Data provided:
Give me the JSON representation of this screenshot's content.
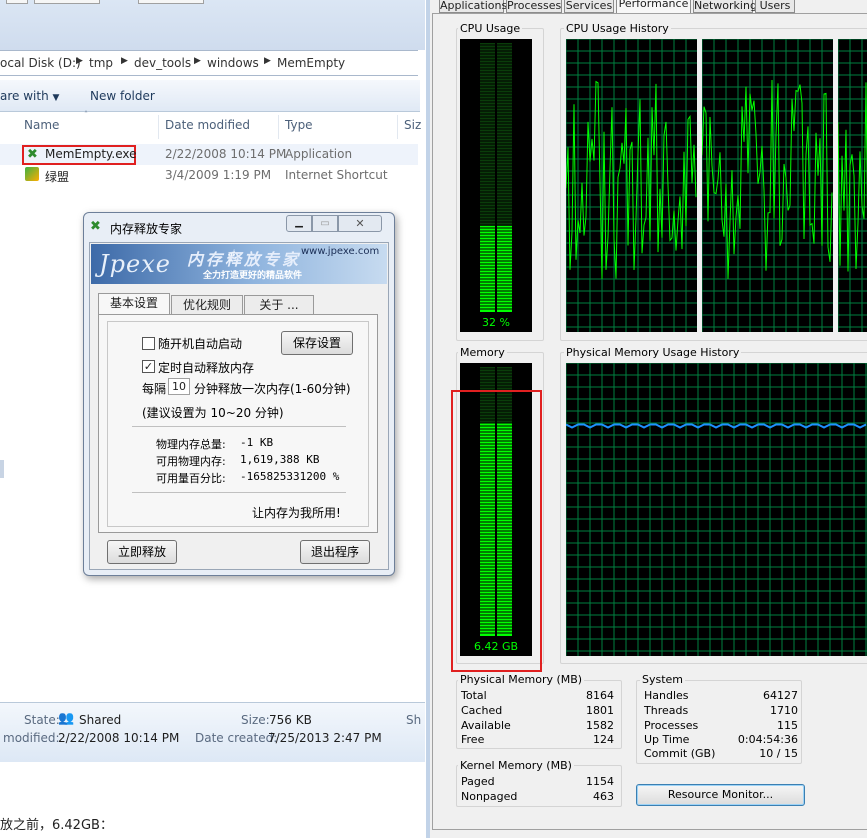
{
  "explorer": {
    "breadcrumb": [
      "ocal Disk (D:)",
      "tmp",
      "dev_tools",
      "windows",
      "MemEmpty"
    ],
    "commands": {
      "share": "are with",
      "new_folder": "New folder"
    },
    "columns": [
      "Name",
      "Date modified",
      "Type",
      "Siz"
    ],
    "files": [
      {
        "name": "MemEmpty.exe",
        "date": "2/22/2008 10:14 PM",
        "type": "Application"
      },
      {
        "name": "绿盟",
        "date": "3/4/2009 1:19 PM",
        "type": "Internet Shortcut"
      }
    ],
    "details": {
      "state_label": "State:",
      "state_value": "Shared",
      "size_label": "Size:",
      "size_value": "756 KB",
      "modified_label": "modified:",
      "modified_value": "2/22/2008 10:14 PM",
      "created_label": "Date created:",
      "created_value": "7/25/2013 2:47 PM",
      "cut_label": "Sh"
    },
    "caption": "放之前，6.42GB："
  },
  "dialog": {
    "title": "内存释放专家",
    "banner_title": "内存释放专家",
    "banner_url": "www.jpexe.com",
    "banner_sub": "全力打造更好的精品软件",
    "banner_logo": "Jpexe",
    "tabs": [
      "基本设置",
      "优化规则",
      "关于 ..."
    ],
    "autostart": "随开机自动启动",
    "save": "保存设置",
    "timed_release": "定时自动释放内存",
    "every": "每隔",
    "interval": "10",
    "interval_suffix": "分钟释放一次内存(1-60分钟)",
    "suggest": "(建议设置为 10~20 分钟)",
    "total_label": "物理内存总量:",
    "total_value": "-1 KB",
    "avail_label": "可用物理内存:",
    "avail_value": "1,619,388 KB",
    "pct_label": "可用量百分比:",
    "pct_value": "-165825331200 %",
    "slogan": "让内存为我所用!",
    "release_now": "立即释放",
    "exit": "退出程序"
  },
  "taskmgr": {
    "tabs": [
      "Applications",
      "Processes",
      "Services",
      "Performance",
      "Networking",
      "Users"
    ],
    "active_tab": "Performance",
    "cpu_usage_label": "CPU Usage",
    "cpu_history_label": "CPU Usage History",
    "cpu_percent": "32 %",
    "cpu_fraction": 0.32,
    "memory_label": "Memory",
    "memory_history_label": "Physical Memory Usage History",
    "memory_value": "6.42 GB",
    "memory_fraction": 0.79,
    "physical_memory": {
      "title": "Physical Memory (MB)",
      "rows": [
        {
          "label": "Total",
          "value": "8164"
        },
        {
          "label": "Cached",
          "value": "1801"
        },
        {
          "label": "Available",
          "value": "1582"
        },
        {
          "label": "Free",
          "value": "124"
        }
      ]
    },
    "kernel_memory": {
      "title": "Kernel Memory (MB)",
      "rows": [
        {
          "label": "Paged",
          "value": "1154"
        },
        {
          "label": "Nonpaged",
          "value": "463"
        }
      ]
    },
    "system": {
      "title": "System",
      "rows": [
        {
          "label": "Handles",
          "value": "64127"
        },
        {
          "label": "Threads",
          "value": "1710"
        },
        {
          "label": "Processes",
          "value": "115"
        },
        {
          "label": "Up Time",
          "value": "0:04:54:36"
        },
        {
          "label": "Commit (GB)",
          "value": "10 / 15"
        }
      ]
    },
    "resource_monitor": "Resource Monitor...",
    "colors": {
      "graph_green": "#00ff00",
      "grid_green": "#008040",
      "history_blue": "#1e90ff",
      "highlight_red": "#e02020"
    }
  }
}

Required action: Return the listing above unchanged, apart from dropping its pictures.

Your solution:
Give me the JSON representation of this screenshot's content.
{
  "explorer": {
    "breadcrumb": [
      "ocal Disk (D:)",
      "tmp",
      "dev_tools",
      "windows",
      "MemEmpty"
    ],
    "commands": {
      "share": "are with",
      "new_folder": "New folder"
    },
    "columns": [
      "Name",
      "Date modified",
      "Type",
      "Siz"
    ],
    "files": [
      {
        "name": "MemEmpty.exe",
        "date": "2/22/2008 10:14 PM",
        "type": "Application"
      },
      {
        "name": "绿盟",
        "date": "3/4/2009 1:19 PM",
        "type": "Internet Shortcut"
      }
    ],
    "details": {
      "state_label": "State:",
      "state_value": "Shared",
      "size_label": "Size:",
      "size_value": "756 KB",
      "modified_label": "modified:",
      "modified_value": "2/22/2008 10:14 PM",
      "created_label": "Date created:",
      "created_value": "7/25/2013 2:47 PM",
      "cut_label": "Sh"
    },
    "caption": "放之前，6.42GB："
  },
  "dialog": {
    "title": "内存释放专家",
    "banner_title": "内存释放专家",
    "banner_url": "www.jpexe.com",
    "banner_sub": "全力打造更好的精品软件",
    "banner_logo": "Jpexe",
    "tabs": [
      "基本设置",
      "优化规则",
      "关于 ..."
    ],
    "autostart": "随开机自动启动",
    "save": "保存设置",
    "timed_release": "定时自动释放内存",
    "every": "每隔",
    "interval": "10",
    "interval_suffix": "分钟释放一次内存(1-60分钟)",
    "suggest": "(建议设置为 10~20 分钟)",
    "total_label": "物理内存总量:",
    "total_value": "-1 KB",
    "avail_label": "可用物理内存:",
    "avail_value": "1,619,388 KB",
    "pct_label": "可用量百分比:",
    "pct_value": "-165825331200 %",
    "slogan": "让内存为我所用!",
    "release_now": "立即释放",
    "exit": "退出程序"
  },
  "taskmgr": {
    "tabs": [
      "Applications",
      "Processes",
      "Services",
      "Performance",
      "Networking",
      "Users"
    ],
    "active_tab": "Performance",
    "cpu_usage_label": "CPU Usage",
    "cpu_history_label": "CPU Usage History",
    "cpu_percent": "32 %",
    "cpu_fraction": 0.32,
    "memory_label": "Memory",
    "memory_history_label": "Physical Memory Usage History",
    "memory_value": "6.42 GB",
    "memory_fraction": 0.79,
    "physical_memory": {
      "title": "Physical Memory (MB)",
      "rows": [
        {
          "label": "Total",
          "value": "8164"
        },
        {
          "label": "Cached",
          "value": "1801"
        },
        {
          "label": "Available",
          "value": "1582"
        },
        {
          "label": "Free",
          "value": "124"
        }
      ]
    },
    "kernel_memory": {
      "title": "Kernel Memory (MB)",
      "rows": [
        {
          "label": "Paged",
          "value": "1154"
        },
        {
          "label": "Nonpaged",
          "value": "463"
        }
      ]
    },
    "system": {
      "title": "System",
      "rows": [
        {
          "label": "Handles",
          "value": "64127"
        },
        {
          "label": "Threads",
          "value": "1710"
        },
        {
          "label": "Processes",
          "value": "115"
        },
        {
          "label": "Up Time",
          "value": "0:04:54:36"
        },
        {
          "label": "Commit (GB)",
          "value": "10 / 15"
        }
      ]
    },
    "resource_monitor": "Resource Monitor...",
    "colors": {
      "graph_green": "#00ff00",
      "grid_green": "#008040",
      "history_blue": "#1e90ff",
      "highlight_red": "#e02020"
    }
  }
}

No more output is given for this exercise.